Skip to contents
MLB

Fuck It, Steal Home

ARLINGTON, TEXAS - OCTOBER 25: Manuel Margot #13 of the Tampa Bay Rays is tagged out by Austin Barnes #15 of the Los Angeles Dodgers on an attempt to steal home during the fourth inning in Game Five of the 2020 MLB World Series at Globe Life Field on October 25, 2020 in Arlington, Texas. (Photo by Tom Pennington/Getty Images)
Tom Pennington/Getty Images

The balls! The big, buoyant, brass balls on Tampa’s Manuel Margot for trying to steal home in a World Series game. It did not work, which is absolutely not the same thing as saying he shouldn’t have tried, and though the Dodgers won Game 5 4-2 and are just one win from a championship, none can ever say Margot and these feisty Rays didn’t Go For It.

With two outs in the fourth inning, down a run, Margot attempted to become the first player to steal home in a World Series since Brad Fullmer in 2002; the first player to try a straight steal of home (as opposed to being on the front end of a double steal) in a World Series since Lonnie Smith in 1982; and the first player to successfully pull off a straight steal of home in a World Series since Jackie freaking Robinson in 1955.

But Max Muncy was alert, Clayton Kershaw was quick, and Austin Barnes was ready:

It was, Rays manager Kevin Cash confirmed afterward, all Margot’s call. That’s part and parcel of how these Rays operate, seeking every edge to shorten the odds against what is undeniably a more talented Dodger team. It’s not just nerd shit, either. Those edges can be found on spreadsheets and in payroll forms, but on the diamond as well. If Margot, a fast and decently smart baserunner, saw something from third base that his coaches couldn’t see from the dugout, they’ve specifically empowered him to try to take advantage.

“We try to do things and make decisions that allow players to be athletic and be the athletes they are,” Cash said. “If Manny felt he had a read on it, for whatever reason, it’s tough for me to say yes or no just because he’s a talented baserunner. He might be seeing something that certainly I’m not or can’t appreciate in the moment right there. He’s trying to do something to pick his team up.”

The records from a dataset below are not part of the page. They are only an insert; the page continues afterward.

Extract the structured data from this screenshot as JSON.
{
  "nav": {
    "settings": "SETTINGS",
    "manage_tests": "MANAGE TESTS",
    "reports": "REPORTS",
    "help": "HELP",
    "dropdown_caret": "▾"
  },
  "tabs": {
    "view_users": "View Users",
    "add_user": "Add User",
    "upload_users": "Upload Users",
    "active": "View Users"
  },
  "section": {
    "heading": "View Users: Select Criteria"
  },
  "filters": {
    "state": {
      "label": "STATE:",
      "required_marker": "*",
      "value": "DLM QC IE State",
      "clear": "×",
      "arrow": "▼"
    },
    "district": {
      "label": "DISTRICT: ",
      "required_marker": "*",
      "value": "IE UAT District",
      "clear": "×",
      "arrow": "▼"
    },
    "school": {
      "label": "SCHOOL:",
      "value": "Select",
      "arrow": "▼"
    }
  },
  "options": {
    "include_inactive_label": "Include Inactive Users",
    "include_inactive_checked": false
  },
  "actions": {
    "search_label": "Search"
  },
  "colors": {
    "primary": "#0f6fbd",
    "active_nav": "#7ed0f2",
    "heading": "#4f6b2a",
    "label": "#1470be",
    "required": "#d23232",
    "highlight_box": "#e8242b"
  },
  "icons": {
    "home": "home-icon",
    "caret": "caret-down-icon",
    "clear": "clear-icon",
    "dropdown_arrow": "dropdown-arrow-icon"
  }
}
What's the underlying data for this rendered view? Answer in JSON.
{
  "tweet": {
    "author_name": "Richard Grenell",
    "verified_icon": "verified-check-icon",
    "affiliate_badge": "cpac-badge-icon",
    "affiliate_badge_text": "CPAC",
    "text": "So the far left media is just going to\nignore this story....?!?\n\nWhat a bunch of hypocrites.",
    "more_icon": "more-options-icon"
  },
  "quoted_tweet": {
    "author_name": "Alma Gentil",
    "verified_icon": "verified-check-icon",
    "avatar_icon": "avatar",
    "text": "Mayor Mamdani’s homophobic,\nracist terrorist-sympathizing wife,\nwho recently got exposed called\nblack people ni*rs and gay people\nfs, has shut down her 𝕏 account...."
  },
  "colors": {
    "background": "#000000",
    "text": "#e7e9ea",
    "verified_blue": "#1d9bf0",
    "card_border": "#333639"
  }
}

What Margot saw, and what convinced him he had a chance to pick the Dodgers’ pocket and tie the game, was a confluence of things in his favor. He had reached third with aggressive baserunning that had forced a Dodgers mistake. Kershaw, tagged for two runs the previous inning, had retired just three of the last seven batters he’d faced, and, perhaps thinking about his long, checkered playoff history and how he’s never been closer to a title than this moment, his last start of this World Series, may have had his mind elsewhere—or at least solely on the batter.

That too narrative-y for your liking? OK, here’s the more practical stuff: With the Dodgers infield shifted, Justin Turner wasn’t holding Margot on the bag, and Kershaw’s exaggerated stretch motion sees him put both arms high in the air before he comes set, completely blocking his view of a runner on third. Kershaw couldn’t see Margot, and Turner couldn’t do anything about him taking a big lead, so as soon as Margot knew he was out of Kershaw’s field of vision, he took off. (After one pitch to make absolutely sure. “From the first pitch to [Kevin Kiermaier], I knew they weren’t paying too much attention to me, so I thought I had a chance,” Margot said. “Obviously, it didn’t work out that way.”)

It didn’t work out that way due to a combination of the Dodgers knowing their weaknesses and thinking quickly.

Kershaw said he knows his stretch leaves him blind to runners on third, and has warned his first basemen over the years to call out if a runner attempts to steal home. Muncy saw Margot go and started running toward Kershaw while shouting, “Home! Home!” Kershaw didn’t panic. He stepped off the rubber, avoiding a balk, and delivered a good-enough ball to Barnes, who handled it cleanly and tagged out Margot with inches to spare. “It was just kind of instinct to step off,” Kershaw said. “Thankfully, it’s happened before.”

There are a lot of moving parts involved in delivering a live ball 60 feet before a baserunner with a head start and the element of surprise covers 90, and every step of that process carries the potential to go awry. The Dodgers did everything right, and that’s the only possible way they could have gotten Margot.

The Rays never threatened again in Game 5, which in my book just supports Margot’s decision to force the issue. The Dodgers may beat Tampa on talent but the Rays will and must make sure that L.A. earns it by executing. The best team is only going to win this series by proving it.